--- Recorded information Enclosed Below ---

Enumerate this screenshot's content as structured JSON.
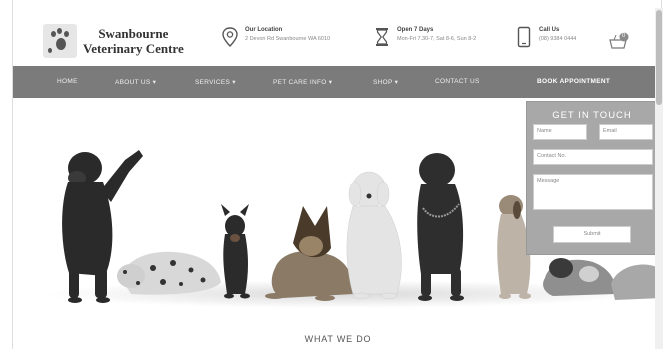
{
  "brand": {
    "name_line1": "Swanbourne",
    "name_line2": "Veterinary Centre"
  },
  "header": {
    "location": {
      "title": "Our Location",
      "value": "2 Devon Rd Swanbourne WA 6010"
    },
    "hours": {
      "title": "Open 7 Days",
      "value": "Mon-Fri 7.30-7, Sat 8-6, Sun 8-2"
    },
    "call": {
      "title": "Call Us",
      "value": "(08) 9384 0444"
    },
    "cart_count": "0"
  },
  "nav": {
    "items": [
      "HOME",
      "ABOUT US ▾",
      "SERVICES ▾",
      "PET CARE INFO ▾",
      "SHOP ▾",
      "CONTACT US"
    ],
    "book": "BOOK APPOINTMENT"
  },
  "contact_form": {
    "title": "GET IN TOUCH",
    "name_placeholder": "Name",
    "email_placeholder": "Email",
    "phone_placeholder": "Contact No.",
    "message_placeholder": "Message",
    "submit_label": "Submit"
  },
  "section": {
    "title": "WHAT WE DO"
  },
  "colors": {
    "nav_bg": "#7b7b7b",
    "panel_bg": "#a8a8a8",
    "text": "#444444"
  }
}
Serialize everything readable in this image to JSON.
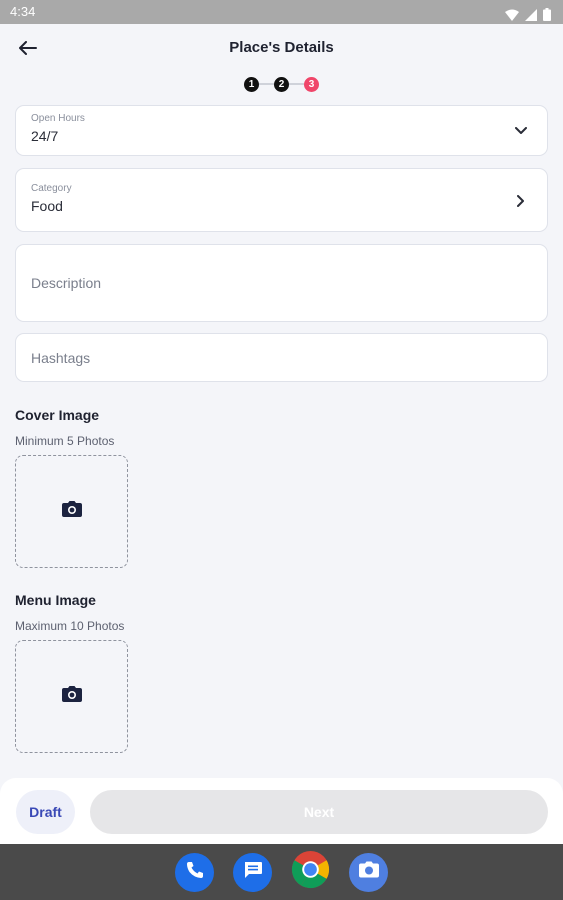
{
  "status_bar": {
    "time": "4:34"
  },
  "header": {
    "title": "Place's Details"
  },
  "stepper": {
    "steps": [
      "1",
      "2",
      "3"
    ],
    "current_step": 3
  },
  "form": {
    "open_hours": {
      "label": "Open Hours",
      "value": "24/7"
    },
    "category": {
      "label": "Category",
      "value": "Food"
    },
    "description": {
      "placeholder": "Description"
    },
    "hashtags": {
      "placeholder": "Hashtags"
    }
  },
  "cover_image": {
    "title": "Cover Image",
    "subtitle": "Minimum 5 Photos"
  },
  "menu_image": {
    "title": "Menu Image",
    "subtitle": "Maximum 10 Photos"
  },
  "actions": {
    "draft_label": "Draft",
    "next_label": "Next"
  },
  "colors": {
    "accent": "#3a49b6",
    "step_current": "#f0466a",
    "next_disabled": "#e6e6e8"
  }
}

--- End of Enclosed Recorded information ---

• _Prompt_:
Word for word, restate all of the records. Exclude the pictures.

• _Written response_:
Enumerate this screenshot's content as structured JSON.
{
  "brand": {
    "name_line1": "Swanbourne",
    "name_line2": "Veterinary Centre"
  },
  "header": {
    "location": {
      "title": "Our Location",
      "value": "2 Devon Rd Swanbourne WA 6010"
    },
    "hours": {
      "title": "Open 7 Days",
      "value": "Mon-Fri 7.30-7, Sat 8-6, Sun 8-2"
    },
    "call": {
      "title": "Call Us",
      "value": "(08) 9384 0444"
    },
    "cart_count": "0"
  },
  "nav": {
    "items": [
      "HOME",
      "ABOUT US ▾",
      "SERVICES ▾",
      "PET CARE INFO ▾",
      "SHOP ▾",
      "CONTACT US"
    ],
    "book": "BOOK APPOINTMENT"
  },
  "contact_form": {
    "title": "GET IN TOUCH",
    "name_placeholder": "Name",
    "email_placeholder": "Email",
    "phone_placeholder": "Contact No.",
    "message_placeholder": "Message",
    "submit_label": "Submit"
  },
  "section": {
    "title": "WHAT WE DO"
  },
  "colors": {
    "nav_bg": "#7b7b7b",
    "panel_bg": "#a8a8a8",
    "text": "#444444"
  }
}
Serialize everything readable in this image to JSON.
{
  "status_bar": {
    "time": "4:34"
  },
  "header": {
    "title": "Place's Details"
  },
  "stepper": {
    "steps": [
      "1",
      "2",
      "3"
    ],
    "current_step": 3
  },
  "form": {
    "open_hours": {
      "label": "Open Hours",
      "value": "24/7"
    },
    "category": {
      "label": "Category",
      "value": "Food"
    },
    "description": {
      "placeholder": "Description"
    },
    "hashtags": {
      "placeholder": "Hashtags"
    }
  },
  "cover_image": {
    "title": "Cover Image",
    "subtitle": "Minimum 5 Photos"
  },
  "menu_image": {
    "title": "Menu Image",
    "subtitle": "Maximum 10 Photos"
  },
  "actions": {
    "draft_label": "Draft",
    "next_label": "Next"
  },
  "colors": {
    "accent": "#3a49b6",
    "step_current": "#f0466a",
    "next_disabled": "#e6e6e8"
  }
}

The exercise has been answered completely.